**Dataset excerpts:**
________________

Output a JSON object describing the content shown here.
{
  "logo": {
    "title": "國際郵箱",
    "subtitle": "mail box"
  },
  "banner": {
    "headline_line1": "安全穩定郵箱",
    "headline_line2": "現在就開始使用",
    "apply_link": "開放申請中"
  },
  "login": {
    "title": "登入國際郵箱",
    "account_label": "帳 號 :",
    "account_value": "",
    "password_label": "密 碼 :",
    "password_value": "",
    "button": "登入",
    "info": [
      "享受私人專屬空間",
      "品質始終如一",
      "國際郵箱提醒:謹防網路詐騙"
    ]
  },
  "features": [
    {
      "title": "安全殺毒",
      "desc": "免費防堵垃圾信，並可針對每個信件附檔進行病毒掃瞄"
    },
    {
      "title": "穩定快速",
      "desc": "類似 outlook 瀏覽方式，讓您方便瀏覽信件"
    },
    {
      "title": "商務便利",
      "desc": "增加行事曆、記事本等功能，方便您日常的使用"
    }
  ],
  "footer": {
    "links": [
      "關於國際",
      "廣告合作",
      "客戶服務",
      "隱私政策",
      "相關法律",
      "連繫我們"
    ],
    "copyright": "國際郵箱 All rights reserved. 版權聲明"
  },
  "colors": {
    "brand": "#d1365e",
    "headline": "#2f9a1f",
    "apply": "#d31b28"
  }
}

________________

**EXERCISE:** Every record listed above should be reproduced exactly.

**TASK OUTPUT:**
Output a JSON object describing the content shown here.
{
  "logo": {
    "title": "國際郵箱",
    "subtitle": "mail box"
  },
  "banner": {
    "headline_line1": "安全穩定郵箱",
    "headline_line2": "現在就開始使用",
    "apply_link": "開放申請中"
  },
  "login": {
    "title": "登入國際郵箱",
    "account_label": "帳 號 :",
    "account_value": "",
    "password_label": "密 碼 :",
    "password_value": "",
    "button": "登入",
    "info": [
      "享受私人專屬空間",
      "品質始終如一",
      "國際郵箱提醒:謹防網路詐騙"
    ]
  },
  "features": [
    {
      "title": "安全殺毒",
      "desc": "免費防堵垃圾信，並可針對每個信件附檔進行病毒掃瞄"
    },
    {
      "title": "穩定快速",
      "desc": "類似 outlook 瀏覽方式，讓您方便瀏覽信件"
    },
    {
      "title": "商務便利",
      "desc": "增加行事曆、記事本等功能，方便您日常的使用"
    }
  ],
  "footer": {
    "links": [
      "關於國際",
      "廣告合作",
      "客戶服務",
      "隱私政策",
      "相關法律",
      "連繫我們"
    ],
    "copyright": "國際郵箱 All rights reserved. 版權聲明"
  },
  "colors": {
    "brand": "#d1365e",
    "headline": "#2f9a1f",
    "apply": "#d31b28"
  }
}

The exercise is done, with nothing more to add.